Seatbelt Usage in Nebraska
Nebraska enacted the state’s first seatbelt law on January 1st, 1993. It is not a primary enforcement state. What this means for the average driver is that a police officer can only give someone a ticket for not wearing a seatbelt if they stop them for another reason. They cannot stop someone solely for not wearing a seatbelt.
The Nebraska seatbelt law is applicable to all people 18 years and older who are seated in the front seat. Anyone who disobeys the law may be subject to a fine of $25 for a first offense. The state also has a child safety law requiring anyone five years old and younger to be kept in a restraint seat. Once they reach age six, they may use the regular seatbelt. There is no requirement for the rear seat.
In 2012, Nebraska had a seatbelt usage rate of 79 percent, which compares to the national average of 86 percent. The state has fluctuated some in its rate but has not shown any sustained significant improvement. In 2007, the rate was 78.7 percent, and in 2014, it was at 79.0 percent, showing almost no growth. However, in the years between the rates fared somewhat better. The high point came in 2009 with a rate of 84.8 percent.

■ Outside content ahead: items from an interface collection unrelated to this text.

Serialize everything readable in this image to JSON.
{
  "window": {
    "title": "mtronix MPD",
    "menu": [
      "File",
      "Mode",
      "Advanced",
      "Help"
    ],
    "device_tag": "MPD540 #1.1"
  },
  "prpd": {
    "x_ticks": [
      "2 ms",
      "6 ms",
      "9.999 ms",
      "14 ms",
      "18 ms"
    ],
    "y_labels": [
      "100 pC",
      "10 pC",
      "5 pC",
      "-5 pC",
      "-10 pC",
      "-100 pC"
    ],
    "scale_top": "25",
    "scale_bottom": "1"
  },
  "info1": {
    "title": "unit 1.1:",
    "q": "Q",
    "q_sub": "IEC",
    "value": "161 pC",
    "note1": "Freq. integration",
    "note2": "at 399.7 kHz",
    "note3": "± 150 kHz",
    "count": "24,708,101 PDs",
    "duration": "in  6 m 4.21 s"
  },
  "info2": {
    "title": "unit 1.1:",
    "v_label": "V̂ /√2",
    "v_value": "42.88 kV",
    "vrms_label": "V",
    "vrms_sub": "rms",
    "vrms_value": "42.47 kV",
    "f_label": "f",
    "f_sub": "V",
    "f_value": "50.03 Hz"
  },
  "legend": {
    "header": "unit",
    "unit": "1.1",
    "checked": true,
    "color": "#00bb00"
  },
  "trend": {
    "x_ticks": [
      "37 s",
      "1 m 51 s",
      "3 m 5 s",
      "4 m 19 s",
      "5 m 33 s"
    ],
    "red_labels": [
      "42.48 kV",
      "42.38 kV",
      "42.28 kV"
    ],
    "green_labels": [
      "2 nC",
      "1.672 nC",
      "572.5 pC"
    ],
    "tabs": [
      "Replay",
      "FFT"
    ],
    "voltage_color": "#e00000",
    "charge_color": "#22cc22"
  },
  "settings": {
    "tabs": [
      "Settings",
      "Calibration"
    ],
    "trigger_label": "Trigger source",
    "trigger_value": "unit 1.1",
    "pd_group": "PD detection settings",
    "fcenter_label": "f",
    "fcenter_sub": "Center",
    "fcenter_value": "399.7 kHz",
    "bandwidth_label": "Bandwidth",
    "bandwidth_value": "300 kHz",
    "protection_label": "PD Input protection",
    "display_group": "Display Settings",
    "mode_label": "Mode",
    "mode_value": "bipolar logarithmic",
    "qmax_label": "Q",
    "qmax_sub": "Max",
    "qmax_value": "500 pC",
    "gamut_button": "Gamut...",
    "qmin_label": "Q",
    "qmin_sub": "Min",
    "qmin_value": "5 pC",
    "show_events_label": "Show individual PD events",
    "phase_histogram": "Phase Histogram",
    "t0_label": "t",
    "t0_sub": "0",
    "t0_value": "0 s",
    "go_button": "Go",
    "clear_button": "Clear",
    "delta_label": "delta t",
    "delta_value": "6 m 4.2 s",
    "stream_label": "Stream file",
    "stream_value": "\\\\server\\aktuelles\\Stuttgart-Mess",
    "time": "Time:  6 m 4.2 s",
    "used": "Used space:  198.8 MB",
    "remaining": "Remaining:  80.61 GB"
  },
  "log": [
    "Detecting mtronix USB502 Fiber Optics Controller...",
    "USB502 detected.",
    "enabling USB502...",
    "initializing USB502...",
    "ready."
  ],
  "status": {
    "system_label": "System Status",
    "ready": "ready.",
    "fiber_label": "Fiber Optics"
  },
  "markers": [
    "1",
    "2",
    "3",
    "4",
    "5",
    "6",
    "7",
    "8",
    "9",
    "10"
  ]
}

Nebraska has a traffic fatality rate of 13.0, slightly above the national rate of 10.9. This information comes from the Insurance Institute of Highway Safety (IIHS). If the seatbelt usage rate was higher, It could be expected that the death rate would be lower. Studies have shown the correlation between the two. When a person does not wear a seatbelt, they are more likely to be ejected from their seat, resulting in more serious injuries and even death. Many of these injuries could be prevented by a person taking the time to buckle up.